◆ **Required work**: The answer is the set of lines that include "icon", copied from the data below.
_ _ _ _
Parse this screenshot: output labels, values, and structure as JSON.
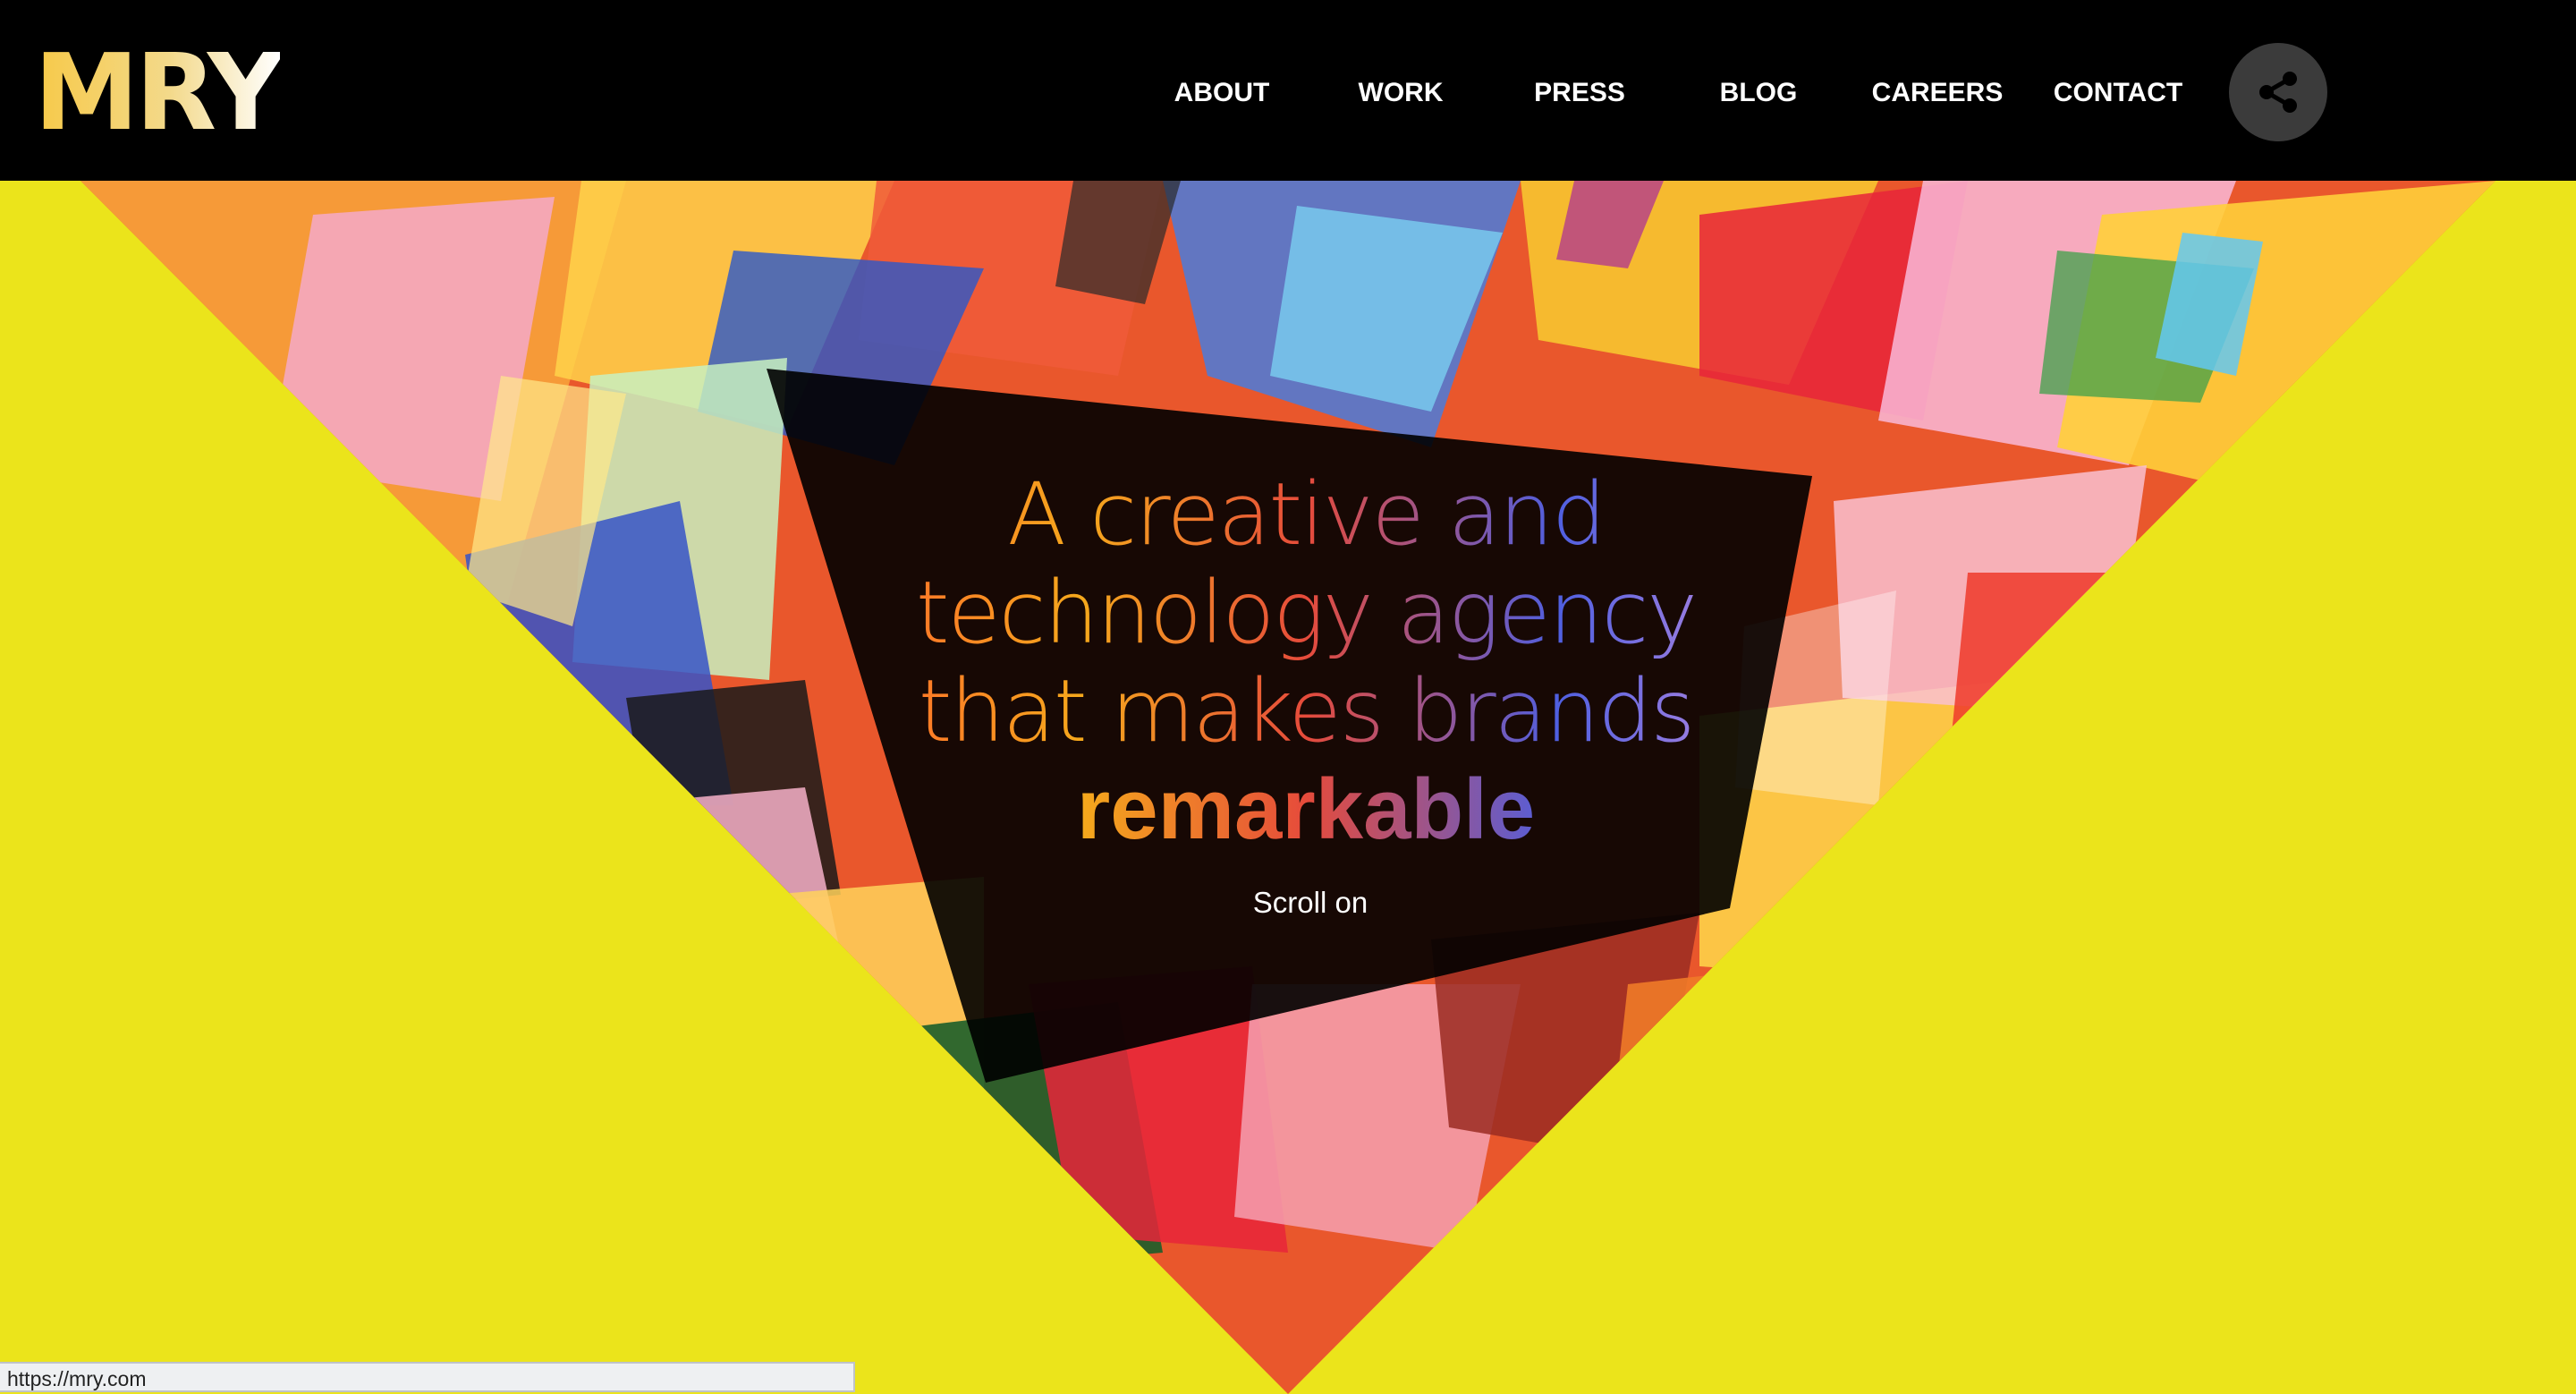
{
  "header": {
    "logo_text": "MRY",
    "nav": [
      {
        "label": "ABOUT"
      },
      {
        "label": "WORK"
      },
      {
        "label": "PRESS"
      },
      {
        "label": "BLOG"
      },
      {
        "label": "CAREERS"
      },
      {
        "label": "CONTACT"
      }
    ],
    "share_icon": "share-icon"
  },
  "hero": {
    "tagline_lines": [
      "A creative and",
      "technology agency",
      "that makes brands",
      "remarkable"
    ],
    "scroll_label": "Scroll on",
    "scroll_icon": "chevron-down-icon",
    "background_color": "#ebe41b"
  },
  "status_bar": {
    "url": "https://mry.com"
  }
}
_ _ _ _
◆ **Result of the task**:
    "share_icon": "share-icon"
    "scroll_icon": "chevron-down-icon",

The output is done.